/---

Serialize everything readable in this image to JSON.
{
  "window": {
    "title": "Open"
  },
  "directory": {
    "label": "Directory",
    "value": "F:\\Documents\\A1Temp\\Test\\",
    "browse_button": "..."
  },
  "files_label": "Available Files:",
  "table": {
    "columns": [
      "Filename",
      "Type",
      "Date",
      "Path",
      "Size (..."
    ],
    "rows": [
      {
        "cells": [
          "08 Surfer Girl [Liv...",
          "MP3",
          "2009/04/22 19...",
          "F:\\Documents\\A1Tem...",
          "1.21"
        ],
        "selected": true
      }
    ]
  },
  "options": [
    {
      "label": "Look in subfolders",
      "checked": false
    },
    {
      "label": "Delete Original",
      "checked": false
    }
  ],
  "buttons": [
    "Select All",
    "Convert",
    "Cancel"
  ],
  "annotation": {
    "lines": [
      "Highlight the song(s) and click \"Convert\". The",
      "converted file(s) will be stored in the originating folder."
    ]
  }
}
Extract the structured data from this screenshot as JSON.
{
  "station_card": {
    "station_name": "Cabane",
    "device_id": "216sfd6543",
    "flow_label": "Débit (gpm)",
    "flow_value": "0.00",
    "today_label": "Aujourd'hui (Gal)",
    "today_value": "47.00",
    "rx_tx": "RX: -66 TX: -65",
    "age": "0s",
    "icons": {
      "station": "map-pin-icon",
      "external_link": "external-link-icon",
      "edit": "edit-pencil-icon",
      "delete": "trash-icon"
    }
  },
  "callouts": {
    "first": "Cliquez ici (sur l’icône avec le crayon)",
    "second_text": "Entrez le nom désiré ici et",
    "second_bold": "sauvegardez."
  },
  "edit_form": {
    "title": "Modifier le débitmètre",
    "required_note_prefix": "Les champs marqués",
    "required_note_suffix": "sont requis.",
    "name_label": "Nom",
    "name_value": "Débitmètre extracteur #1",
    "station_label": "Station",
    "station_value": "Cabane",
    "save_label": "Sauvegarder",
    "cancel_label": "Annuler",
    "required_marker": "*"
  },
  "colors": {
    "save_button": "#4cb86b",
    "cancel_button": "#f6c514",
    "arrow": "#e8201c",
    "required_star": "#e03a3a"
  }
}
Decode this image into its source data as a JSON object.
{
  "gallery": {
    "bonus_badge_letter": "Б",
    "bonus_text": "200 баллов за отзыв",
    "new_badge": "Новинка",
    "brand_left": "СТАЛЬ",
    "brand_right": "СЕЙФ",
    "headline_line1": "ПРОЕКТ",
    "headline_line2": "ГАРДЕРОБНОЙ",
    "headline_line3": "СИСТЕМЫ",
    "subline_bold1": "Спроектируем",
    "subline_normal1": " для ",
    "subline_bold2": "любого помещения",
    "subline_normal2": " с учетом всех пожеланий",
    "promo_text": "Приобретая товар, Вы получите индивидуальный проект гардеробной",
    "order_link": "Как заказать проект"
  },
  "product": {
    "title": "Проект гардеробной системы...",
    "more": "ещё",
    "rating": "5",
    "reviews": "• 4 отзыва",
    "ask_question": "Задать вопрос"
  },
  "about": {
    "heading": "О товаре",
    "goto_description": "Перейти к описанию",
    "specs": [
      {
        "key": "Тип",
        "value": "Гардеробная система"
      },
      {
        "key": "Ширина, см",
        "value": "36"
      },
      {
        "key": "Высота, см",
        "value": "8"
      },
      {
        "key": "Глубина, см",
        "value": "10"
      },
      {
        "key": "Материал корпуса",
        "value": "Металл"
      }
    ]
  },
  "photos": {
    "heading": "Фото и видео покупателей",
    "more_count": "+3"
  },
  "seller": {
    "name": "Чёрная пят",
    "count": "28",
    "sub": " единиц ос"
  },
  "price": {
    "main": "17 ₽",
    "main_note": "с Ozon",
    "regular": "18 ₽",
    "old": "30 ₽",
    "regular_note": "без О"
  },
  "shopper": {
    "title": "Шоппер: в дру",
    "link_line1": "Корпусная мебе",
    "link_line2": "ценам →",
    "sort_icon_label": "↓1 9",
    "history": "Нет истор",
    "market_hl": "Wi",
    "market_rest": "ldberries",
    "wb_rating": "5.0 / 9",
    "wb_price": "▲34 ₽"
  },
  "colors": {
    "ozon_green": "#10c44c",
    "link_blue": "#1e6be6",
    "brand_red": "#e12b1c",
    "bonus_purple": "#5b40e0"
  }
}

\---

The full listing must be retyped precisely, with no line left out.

→ **RESPONSE**
Serialize everything readable in this image to JSON.
{
  "window": {
    "title": "Open"
  },
  "directory": {
    "label": "Directory",
    "value": "F:\\Documents\\A1Temp\\Test\\",
    "browse_button": "..."
  },
  "files_label": "Available Files:",
  "table": {
    "columns": [
      "Filename",
      "Type",
      "Date",
      "Path",
      "Size (..."
    ],
    "rows": [
      {
        "cells": [
          "08 Surfer Girl [Liv...",
          "MP3",
          "2009/04/22 19...",
          "F:\\Documents\\A1Tem...",
          "1.21"
        ],
        "selected": true
      }
    ]
  },
  "options": [
    {
      "label": "Look in subfolders",
      "checked": false
    },
    {
      "label": "Delete Original",
      "checked": false
    }
  ],
  "buttons": [
    "Select All",
    "Convert",
    "Cancel"
  ],
  "annotation": {
    "lines": [
      "Highlight the song(s) and click \"Convert\". The",
      "converted file(s) will be stored in the originating folder."
    ]
  }
}
Extract the structured data from this screenshot as JSON.
{
  "station_card": {
    "station_name": "Cabane",
    "device_id": "216sfd6543",
    "flow_label": "Débit (gpm)",
    "flow_value": "0.00",
    "today_label": "Aujourd'hui (Gal)",
    "today_value": "47.00",
    "rx_tx": "RX: -66 TX: -65",
    "age": "0s",
    "icons": {
      "station": "map-pin-icon",
      "external_link": "external-link-icon",
      "edit": "edit-pencil-icon",
      "delete": "trash-icon"
    }
  },
  "callouts": {
    "first": "Cliquez ici (sur l’icône avec le crayon)",
    "second_text": "Entrez le nom désiré ici et",
    "second_bold": "sauvegardez."
  },
  "edit_form": {
    "title": "Modifier le débitmètre",
    "required_note_prefix": "Les champs marqués",
    "required_note_suffix": "sont requis.",
    "name_label": "Nom",
    "name_value": "Débitmètre extracteur #1",
    "station_label": "Station",
    "station_value": "Cabane",
    "save_label": "Sauvegarder",
    "cancel_label": "Annuler",
    "required_marker": "*"
  },
  "colors": {
    "save_button": "#4cb86b",
    "cancel_button": "#f6c514",
    "arrow": "#e8201c",
    "required_star": "#e03a3a"
  }
}
Decode this image into its source data as a JSON object.
{
  "gallery": {
    "bonus_badge_letter": "Б",
    "bonus_text": "200 баллов за отзыв",
    "new_badge": "Новинка",
    "brand_left": "СТАЛЬ",
    "brand_right": "СЕЙФ",
    "headline_line1": "ПРОЕКТ",
    "headline_line2": "ГАРДЕРОБНОЙ",
    "headline_line3": "СИСТЕМЫ",
    "subline_bold1": "Спроектируем",
    "subline_normal1": " для ",
    "subline_bold2": "любого помещения",
    "subline_normal2": " с учетом всех пожеланий",
    "promo_text": "Приобретая товар, Вы получите индивидуальный проект гардеробной",
    "order_link": "Как заказать проект"
  },
  "product": {
    "title": "Проект гардеробной системы...",
    "more": "ещё",
    "rating": "5",
    "reviews": "• 4 отзыва",
    "ask_question": "Задать вопрос"
  },
  "about": {
    "heading": "О товаре",
    "goto_description": "Перейти к описанию",
    "specs": [
      {
        "key": "Тип",
        "value": "Гардеробная система"
      },
      {
        "key": "Ширина, см",
        "value": "36"
      },
      {
        "key": "Высота, см",
        "value": "8"
      },
      {
        "key": "Глубина, см",
        "value": "10"
      },
      {
        "key": "Материал корпуса",
        "value": "Металл"
      }
    ]
  },
  "photos": {
    "heading": "Фото и видео покупателей",
    "more_count": "+3"
  },
  "seller": {
    "name": "Чёрная пят",
    "count": "28",
    "sub": " единиц ос"
  },
  "price": {
    "main": "17 ₽",
    "main_note": "с Ozon",
    "regular": "18 ₽",
    "old": "30 ₽",
    "regular_note": "без О"
  },
  "shopper": {
    "title": "Шоппер: в дру",
    "link_line1": "Корпусная мебе",
    "link_line2": "ценам →",
    "sort_icon_label": "↓1 9",
    "history": "Нет истор",
    "market_hl": "Wi",
    "market_rest": "ldberries",
    "wb_rating": "5.0 / 9",
    "wb_price": "▲34 ₽"
  },
  "colors": {
    "ozon_green": "#10c44c",
    "link_blue": "#1e6be6",
    "brand_red": "#e12b1c",
    "bonus_purple": "#5b40e0"
  }
}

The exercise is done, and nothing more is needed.